ALLEN G. BREED
AP National Writer
On the very day John F. Kennedy died, a cottage industry was born. Fifty years and hundreds of millions of dollars later, it's still thriving.
Its product? The "truth" about the president's assassination.
"By the evening of November 22, 1963, I found myself being drawn into the case," Los Angeles businessman Ray Marcus wrote in "Addendum B," one of several self-published monographs he produced on the assassination. For him, authorities were just too quick and too pat with their conclusion.
"The government was saying there was only one assassin; that there was no conspiracy. It was obvious that even if this subsequently turned out to be true, it could not have been known to be true at that time."
Most skeptics, including Marcus, didn't get rich by publishing their doubts and theories -- and some have even bankrupted themselves chasing theirs. But for a select few, there's been good money in keeping the controversy alive.
Best-selling books and blockbuster movies have raked in massive profits since 1963. And now, with the 50th anniversary of that horrible day in Dallas looming, a new generation is set to cash in.
Of course, the Warren Commission officially concluded in 1964 that Lee Harvey Oswald had acted alone -- and issued 26 volumes of documents to support that determination. But rather than closing the book on JFK's death, the report merely served as fuel for an already kindled fire of doubt and suspicion.
Since then, even government investigators have stepped away from the lone assassin theory. In 1978, the U.S. House Select Committee on Assassinations ended its own lengthy inquiry by finding that JFK "was probably assassinated as a result of a conspiracy."

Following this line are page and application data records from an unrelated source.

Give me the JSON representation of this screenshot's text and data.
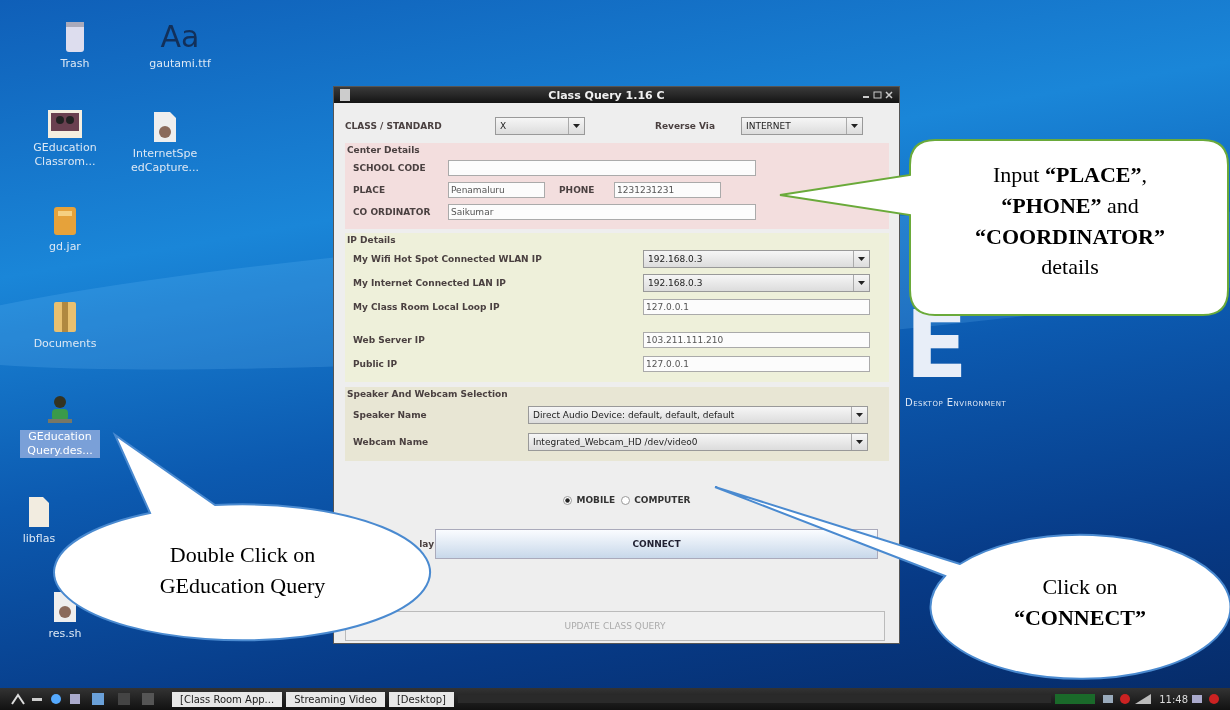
{
  "desktop_icons": [
    {
      "label": "Trash",
      "kind": "trash",
      "selected": false
    },
    {
      "label": "gautami.ttf",
      "kind": "font",
      "glyph": "Aa",
      "selected": false
    },
    {
      "label": "GEducation Classrom...",
      "kind": "classroom",
      "selected": false
    },
    {
      "label": "InternetSpe edCapture...",
      "kind": "script",
      "selected": false
    },
    {
      "label": "gd.jar",
      "kind": "jar",
      "selected": false
    },
    {
      "label": "Documents",
      "kind": "folder",
      "selected": false
    },
    {
      "label": "GEducation Query.des...",
      "kind": "person",
      "selected": true
    },
    {
      "label": "libflas",
      "kind": "file",
      "selected": false
    },
    {
      "label": "res.sh",
      "kind": "script",
      "selected": false
    }
  ],
  "wallpaper": {
    "logo": "E",
    "tagline": "Desktop Environment"
  },
  "window": {
    "title": "Class Query 1.16 C",
    "class_label": "CLASS / STANDARD",
    "class_value": "X",
    "reverse_label": "Reverse Via",
    "reverse_value": "INTERNET",
    "center_details": {
      "title": "Center Details",
      "school_code_label": "SCHOOL CODE",
      "place_label": "PLACE",
      "place_value": "Penamaluru",
      "phone_label": "PHONE",
      "phone_value": "1231231231",
      "coordinator_label": "CO ORDINATOR",
      "coordinator_value": "Saikumar"
    },
    "ip_details": {
      "title": "IP Details",
      "rows": [
        {
          "label": "My Wifi Hot Spot Connected WLAN IP",
          "value": "192.168.0.3",
          "kind": "combo"
        },
        {
          "label": "My Internet Connected LAN IP",
          "value": "192.168.0.3",
          "kind": "combo"
        },
        {
          "label": "My Class Room Local Loop IP",
          "value": "127.0.0.1",
          "kind": "field"
        },
        {
          "label": "Web Server IP",
          "value": "103.211.111.210",
          "kind": "field"
        },
        {
          "label": "Public IP",
          "value": "127.0.0.1",
          "kind": "field"
        }
      ]
    },
    "media": {
      "title": "Speaker And Webcam Selection",
      "rows": [
        {
          "label": "Speaker Name",
          "value": "Direct Audio Device: default, default, default"
        },
        {
          "label": "Webcam Name",
          "value": "Integrated_Webcam_HD /dev/video0"
        }
      ]
    },
    "device_options": [
      {
        "label": "MOBILE",
        "selected": true
      },
      {
        "label": "COMPUTER",
        "selected": false
      }
    ],
    "relay_label": "lay",
    "connect_button": "CONNECT",
    "update_button": {
      "label": "UPDATE CLASS QUERY",
      "disabled": true
    }
  },
  "taskbar": {
    "tasks": [
      "[Class Room App...",
      "Streaming Video",
      "[Desktop]"
    ],
    "clock": "11:48"
  },
  "callouts": [
    {
      "text": "Input **“PLACE”**, **“PHONE”** and **“COORDINATOR”** details",
      "kind": "box"
    },
    {
      "text": "Double Click on GEducation Query",
      "kind": "left"
    },
    {
      "text": "Click on **“CONNECT”**",
      "kind": "right"
    }
  ]
}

That panel acknowledged it was "unable to identify the other gunman or the extent of the conspiracy." But armed with mountains of subsequently released documents, there has been no shortage of people willing to offer their own conclusions.
Among the leading suspects: Cuban exiles angry about the Bay of Pigs fiasco; Mafiosi enraged by Attorney General Robert Kennedy's attacks on organized crime; the "military-industrial complex," worried about JFK's review of war policy in Vietnam.
One theorist even floated the notion that Kennedy's limousine driver shot the president -- as part of an effort to cover up proof of an alien invasion.
Anything but that Oswald, a hapless former Marine, was in the right place at the right time, with motive and opportunity to pull off one of the most audacious crimes in American history.
"As they say, nature abhors a vacuum, and the mind abhors chance," says Michael Shermer, executive director of the Skeptics Society and author of "The Believing Brain," a book on how humans seem hardwired to find patterns in disparate facts and unconnected, often innocent coincidences.
Polls underscore the point.
About 6 in 10 Americans say they believe multiple people were involved in a conspiracy to assassinate Kennedy, while only one-fourth think Oswald acted alone, according to an AP-GfK survey done in mid-April. Belief in a conspiracy, though strong, has declined since a 2003 Gallup poll found 75 percent said they thought Oswald was part of a wider plot.
The case has riveted the public from the start. When the Warren Commission report was released in book form, it debuted at No. 7 on The New York Times Best Sellers List.
Two years later, attorney Mark Lane's "Rush to Judgment" dominated the list. The Warren Commission, he argued, "frequently chose to rely on evidence that was no stronger and sometimes demonstrably weaker than contrary evidence which it rejected."
The book has since sold millions of copies in hardcover and paperback, says Lane.
Since then, dozens of books with titles like "Best Evidence," ''Reasonable Doubt," ''High Treason" and "Coup D'Etat in America: The CIA and the Assassination of John F. Kennedy" have sought to lay responsibility for JFK's death at the highest levels of the U.S. government -- and beyond.
British journalist Anthony Summers, whose BBC documentary became the 1980 book "Conspiracy," says many conspiracy buffs "are fine scholars and students, and some are mad as hatters who think it was done by men from Mars using catapults."
Unlike the later coverage of Watergate, there were no reporters like The Washington Post's Bob Woodward and Carl Bernstein, who were told by their editors, "Get on this and don't get off it," says Summers, whose works focused on people and events largely ignored or treated cursorily by the official investigations. "Nobody went down there and really did the shoe leather work and the phone calls that we're all supposed to do," he says.